-Star Army rates plot alignment to standards by use of a common checklist process called a [[roleplay_reviews]]. Plot audits ask GMs questions like "does your plot have an up to date history section on the wiki?" and scores their plot based on the number of standards they have met. Plots that do very poorly can be dropped from the site. This keeps the quality level of the site as a whole high. Audits are conducted every 1-2 months.+Star Army rates plot alignment to standards by use of a common checklist process called a [[..:roleplay_reviews]]. Plot audits ask GMs questions like "does your plot have an up to date history section on the wiki?" and scores their plot based on the number of standards they have met.
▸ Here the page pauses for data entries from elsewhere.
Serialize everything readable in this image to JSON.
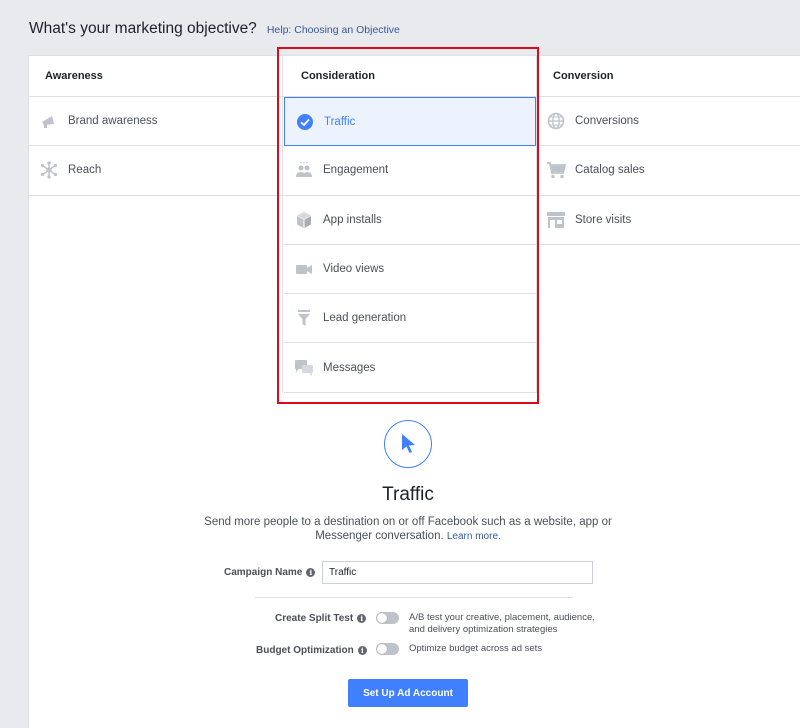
{
  "header": {
    "title": "What's your marketing objective?",
    "help_link": "Help: Choosing an Objective"
  },
  "columns": [
    {
      "heading": "Awareness",
      "items": [
        {
          "label": "Brand awareness",
          "icon": "megaphone-icon"
        },
        {
          "label": "Reach",
          "icon": "reach-icon"
        }
      ]
    },
    {
      "heading": "Consideration",
      "items": [
        {
          "label": "Traffic",
          "icon": "checkmark-circle-icon",
          "selected": true
        },
        {
          "label": "Engagement",
          "icon": "people-icon"
        },
        {
          "label": "App installs",
          "icon": "box-icon"
        },
        {
          "label": "Video views",
          "icon": "video-camera-icon"
        },
        {
          "label": "Lead generation",
          "icon": "funnel-icon"
        },
        {
          "label": "Messages",
          "icon": "chat-bubbles-icon"
        }
      ]
    },
    {
      "heading": "Conversion",
      "items": [
        {
          "label": "Conversions",
          "icon": "globe-icon"
        },
        {
          "label": "Catalog sales",
          "icon": "shopping-cart-icon"
        },
        {
          "label": "Store visits",
          "icon": "store-icon"
        }
      ]
    }
  ],
  "detail": {
    "icon": "cursor-pointer-icon",
    "title": "Traffic",
    "description": "Send more people to a destination on or off Facebook such as a website, app or Messenger conversation.",
    "learn_more": "Learn more."
  },
  "form": {
    "campaign_name_label": "Campaign Name",
    "campaign_name_value": "Traffic",
    "split_test_label": "Create Split Test",
    "split_test_desc": "A/B test your creative, placement, audience, and delivery optimization strategies",
    "split_test_on": false,
    "budget_opt_label": "Budget Optimization",
    "budget_opt_desc": "Optimize budget across ad sets",
    "budget_opt_on": false,
    "submit_label": "Set Up Ad Account"
  },
  "colors": {
    "accent": "#4080ff",
    "highlight_box": "#e0081b",
    "link": "#365899",
    "icon_gray": "#bec2c9"
  }
}
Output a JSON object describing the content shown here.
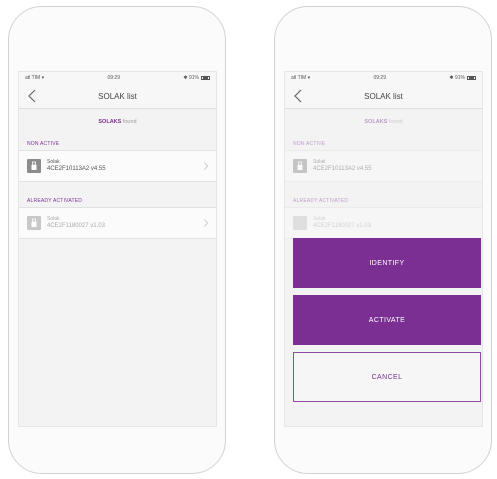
{
  "status": {
    "left": "atl TIM ▾",
    "time": "09:29",
    "battery": "✱ 91%"
  },
  "nav": {
    "title": "SOLAK list"
  },
  "found": {
    "count": "SOLAKS",
    "suffix": "found"
  },
  "sections": {
    "non_active": "NON ACTIVE",
    "already_activated": "ALREADY ACTIVATED"
  },
  "devices": [
    {
      "name": "Solak",
      "id": "4CE2F10113A2 v4.55"
    },
    {
      "name": "Solak",
      "id": "4CE2F1180027 v1.03"
    }
  ],
  "actions": {
    "identify": "IDENTIFY",
    "activate": "ACTIVATE",
    "cancel": "CANCEL"
  },
  "colors": {
    "accent": "#7b2f93"
  }
}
Plots that do very poorly can be dropped from the site. This keeps the quality level of the site as a whole high. Audits are conducted every 1-2 months.
  
 === MetaPlots === === MetaPlots ===
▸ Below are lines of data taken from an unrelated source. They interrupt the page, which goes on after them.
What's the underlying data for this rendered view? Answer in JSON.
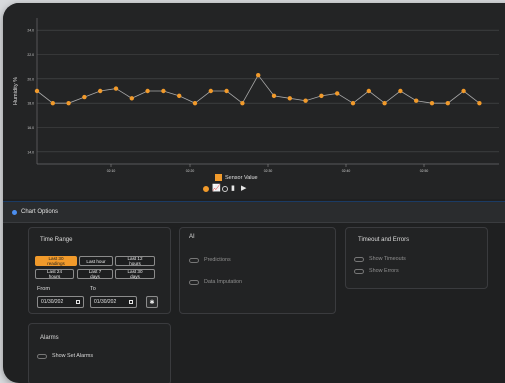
{
  "colors": {
    "accent": "#f19a2b",
    "background": "#1f2021",
    "grid": "#4a4b4d",
    "link": "#2f64b9"
  },
  "chart_data": {
    "type": "line",
    "ylabel": "Humidity %",
    "y_ticks": [
      "24.0",
      "22.0",
      "20.0",
      "18.0",
      "16.0",
      "14.0"
    ],
    "ylim": [
      13,
      25
    ],
    "x_ticks": [
      "02:10",
      "02:20",
      "02:30",
      "02:40",
      "02:50",
      "03:00"
    ],
    "series": [
      {
        "name": "Sensor Value",
        "values": [
          19.0,
          18.0,
          18.0,
          18.5,
          19.0,
          19.2,
          18.4,
          19.0,
          19.0,
          18.6,
          18.0,
          19.0,
          19.0,
          18.0,
          20.3,
          18.6,
          18.4,
          18.2,
          18.6,
          18.8,
          18.0,
          19.0,
          18.0,
          19.0,
          18.2,
          18.0,
          18.0,
          19.0,
          18.0
        ]
      }
    ],
    "legend": "bottom-center",
    "grid": true
  },
  "view_toggle": {
    "line_icon": "line-chart-icon",
    "bar_icon": "bar-chart-icon",
    "extra_icon": "export-icon"
  },
  "options": {
    "label": "Chart Options"
  },
  "time_range": {
    "title": "Time Range",
    "buttons": [
      "Last 30 readings",
      "Last hour",
      "Last 12 hours",
      "Last 24 hours",
      "Last 7 days",
      "Last 30 days"
    ],
    "active_index": 0,
    "from_label": "From",
    "to_label": "To",
    "from_value": "01/30/202",
    "to_value": "01/30/202",
    "apply_icon": "apply-icon"
  },
  "alarms": {
    "title": "Alarms",
    "toggle_label": "Show Set Alarms"
  },
  "ai": {
    "title": "AI",
    "predictions_label": "Predictions",
    "link_text": "",
    "imputation_label": "Data Imputation"
  },
  "timeouts": {
    "title": "Timeout and Errors",
    "timeouts_label": "Show Timeouts",
    "errors_label": "Show Errors"
  }
}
 <​description of what a metaplot is goes here> <​description of what a metaplot is goes here>
  
-Is participation mandatory? This is a difficult question. I think that while individual plots should not be able to ignore the events of the overall setting, at the same time, no one should be forces to roleplay out something they don't want to roleplay. For instance, say a huge war breaks out and ships are called to defend an area in a fleet battle. If a [[gamemaster]] would rather continue peaceful exploration,​ try to accommodate him rather than put him somewhere he's uncomfortable. Maybe his ship gets special orders to find suitable sites for placing monitoring stations on the enemy border, or to secure peace with an alien race that possesses much-needed trade resources that would help in the war or the battle. Hopefully GMs avoiding your meta-plot will be minimal; if a large number do, maybe you should reconsider the meta-plot or their plot ship's mission.+Is participation mandatory? This is a difficult question. I think that while individual plots should not be able to ignore the events of the overall setting, at the same time, no one should be forces to roleplay out something they don't want to roleplay. For instance, say a huge war breaks out and ships are called to defend an area in a fleet battle. If a [[..:​game_master]] would rather continue peaceful exploration,​ try to accommodate him rather than put him somewhere he's uncomfortable. Maybe his ship gets special orders to find suitable sites for placing monitoring stations on the enemy border, or to secure peace with an alien race that possesses much-needed trade resources that would help in the war or the battle. Hopefully GMs avoiding your meta-plot will be minimal; if a large number do, maybe you should reconsider the meta-plot or their plot ship's mission.
  
 ==== Recruiting and Retention ==== ==== Recruiting and Retention ====
guide/old_articles/practical_fleet_management_for_multi-plot_communities.txt · Last modified: 2017/12/02 11:05 by wes